[SOURCE DATA]
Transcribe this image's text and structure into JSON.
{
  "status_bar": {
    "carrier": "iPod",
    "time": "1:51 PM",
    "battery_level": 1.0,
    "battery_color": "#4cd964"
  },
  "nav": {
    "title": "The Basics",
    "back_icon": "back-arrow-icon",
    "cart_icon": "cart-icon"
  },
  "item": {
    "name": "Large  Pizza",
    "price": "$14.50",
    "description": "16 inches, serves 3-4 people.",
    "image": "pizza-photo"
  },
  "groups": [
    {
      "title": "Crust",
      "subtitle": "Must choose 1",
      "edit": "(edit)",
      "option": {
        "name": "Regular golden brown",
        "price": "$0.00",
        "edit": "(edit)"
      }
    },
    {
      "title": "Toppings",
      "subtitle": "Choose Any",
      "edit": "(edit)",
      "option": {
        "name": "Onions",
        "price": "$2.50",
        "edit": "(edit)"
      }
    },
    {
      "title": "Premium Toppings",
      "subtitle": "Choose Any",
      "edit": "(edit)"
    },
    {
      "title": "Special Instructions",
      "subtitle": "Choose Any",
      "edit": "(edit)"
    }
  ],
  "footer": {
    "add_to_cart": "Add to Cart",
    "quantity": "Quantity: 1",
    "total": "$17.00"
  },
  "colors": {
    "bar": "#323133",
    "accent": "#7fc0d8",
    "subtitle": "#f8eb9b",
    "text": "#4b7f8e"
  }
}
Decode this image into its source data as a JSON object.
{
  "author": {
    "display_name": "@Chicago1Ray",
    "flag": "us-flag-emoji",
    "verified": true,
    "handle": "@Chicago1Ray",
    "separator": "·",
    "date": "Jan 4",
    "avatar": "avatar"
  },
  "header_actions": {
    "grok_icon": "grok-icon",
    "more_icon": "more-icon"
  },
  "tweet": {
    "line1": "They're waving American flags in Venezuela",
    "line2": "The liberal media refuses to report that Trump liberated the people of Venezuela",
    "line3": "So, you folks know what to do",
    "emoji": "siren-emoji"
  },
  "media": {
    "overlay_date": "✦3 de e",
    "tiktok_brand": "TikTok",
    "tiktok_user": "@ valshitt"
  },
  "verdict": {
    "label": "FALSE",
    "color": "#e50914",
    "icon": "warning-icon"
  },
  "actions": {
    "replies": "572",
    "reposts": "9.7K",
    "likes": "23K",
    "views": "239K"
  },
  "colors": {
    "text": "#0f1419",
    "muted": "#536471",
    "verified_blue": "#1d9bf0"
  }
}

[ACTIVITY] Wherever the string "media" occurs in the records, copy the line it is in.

[RESULT]
    "line2": "The liberal media refuses to report that Trump liberated the people of Venezuela",
  "media": {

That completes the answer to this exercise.